The Preve’s 1.6 litre turbo engine roared incessantly, and at one point I could’ve sworn I saw the speedometer needle swing past 100 km/h. But still Admi told me to keep going. The marshal was getting uncomfortably close; surely it was time to hit the brakes.
Finally, Admi gave the instruction, and I slammed on the brakes. The marshal swung up his right flag, so I flicked the steering wheel left, then right, grinding to a stop next to him. A sigh of relief left my lips.
Admi said I lifted off the brakes slightly while waiting for the marshal to indicate where to steer, so the next time around I made sure I left no air under the brake pedal. Unfortunately, while doing so I completely forgot to wait for the marshal’s signal, instead steering immediately in the direction I had taken earlier. Just when I realised what I did wrong, the marshal raised a flag in the opposite direction. Uh oh.
Still, Admi did say I braked very quickly after he instructed me to, so I guess it wasn’t all that bad.
With the skies starting to open up, we figured it was time to head home, but the instructors had other ideas.
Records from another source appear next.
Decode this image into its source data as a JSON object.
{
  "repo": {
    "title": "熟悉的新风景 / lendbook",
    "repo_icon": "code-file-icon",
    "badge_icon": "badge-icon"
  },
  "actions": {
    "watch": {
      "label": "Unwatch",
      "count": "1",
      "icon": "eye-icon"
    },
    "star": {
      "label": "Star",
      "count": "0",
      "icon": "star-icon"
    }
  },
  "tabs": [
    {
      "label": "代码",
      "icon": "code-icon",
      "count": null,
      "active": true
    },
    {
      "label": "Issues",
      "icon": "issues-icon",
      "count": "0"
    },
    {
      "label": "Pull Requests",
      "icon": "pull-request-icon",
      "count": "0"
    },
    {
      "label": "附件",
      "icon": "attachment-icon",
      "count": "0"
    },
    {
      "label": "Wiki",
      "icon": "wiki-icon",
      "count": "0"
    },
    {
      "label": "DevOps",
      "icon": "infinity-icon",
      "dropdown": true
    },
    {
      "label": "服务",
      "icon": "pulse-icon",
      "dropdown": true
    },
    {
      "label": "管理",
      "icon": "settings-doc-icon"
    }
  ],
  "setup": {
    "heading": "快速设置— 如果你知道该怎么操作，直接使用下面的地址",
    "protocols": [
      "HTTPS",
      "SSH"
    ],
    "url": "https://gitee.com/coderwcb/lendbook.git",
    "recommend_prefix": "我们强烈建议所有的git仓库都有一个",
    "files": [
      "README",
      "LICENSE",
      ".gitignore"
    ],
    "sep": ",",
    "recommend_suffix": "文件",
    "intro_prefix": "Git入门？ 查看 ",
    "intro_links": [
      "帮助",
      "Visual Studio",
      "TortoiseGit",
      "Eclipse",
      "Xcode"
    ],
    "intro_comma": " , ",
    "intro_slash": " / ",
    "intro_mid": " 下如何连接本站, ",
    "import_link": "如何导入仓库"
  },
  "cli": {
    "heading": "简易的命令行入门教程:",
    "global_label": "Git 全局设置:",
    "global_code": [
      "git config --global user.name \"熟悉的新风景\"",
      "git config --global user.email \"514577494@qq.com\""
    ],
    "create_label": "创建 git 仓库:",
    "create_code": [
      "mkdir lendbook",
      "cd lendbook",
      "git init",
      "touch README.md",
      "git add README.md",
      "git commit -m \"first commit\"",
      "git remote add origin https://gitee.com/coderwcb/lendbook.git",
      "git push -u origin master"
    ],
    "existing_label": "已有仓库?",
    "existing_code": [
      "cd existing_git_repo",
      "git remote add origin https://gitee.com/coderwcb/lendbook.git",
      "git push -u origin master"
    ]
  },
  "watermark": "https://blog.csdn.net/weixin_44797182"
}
Instead, we were pitted against each other in a no-holds-barred time attack session in an ABS-equipped Suprima that combined all the tests together in a single, highly technical course.
Starting with the tighter slalom course, we would then cross over to a more spaced-out series of left-right-left gates, then attempt the brake avoidance test. Once we’d come to a complete stop, we would set off again, heading around to the threshold braking area, where we’d have to stop within a marked-out box. Three-second penalty for hitting a cone or missing a gate, five for stopping outside the braking area.
My run took place when the rain was already starting to build up. Despite the treacherous conditions, the Suprima’s stable, balanced and predictable handling shone through, taking on the course with aplomb. I also felt that I had driven much better, and felt confident that I was going to set a decent time, right up until I finished my run and Admi told me that I had missed a gate.
In the end, I came in 15th. That didn’t look so bad considering that there were about 40 other participants, but then I realised that quite a lot of them were driving in even worse conditions and I sank back into my seat. Then again, without the skills that I have learnt from these revered instructors, I would have probably fared much, much worse.
So, should you join this course? You definitely should, especially if you have never done such a programme before. The tips and tricks taught here are invaluable and will make you a better driver not only on the track, but also on the open road. The fact that it’s so affordable relative to other courses only seals the deal. And if you’re left wanting more, don’t fret – more advanced courses are currently in the pipeline.
If you do want to take this programme on, better hurry – the next event is happening from June 21 to 22. To register or to learn more about the Proton R3 Motorsport Driving Experience, email firstname.lastname@example.org or call 03-80269400 or 03-80745888.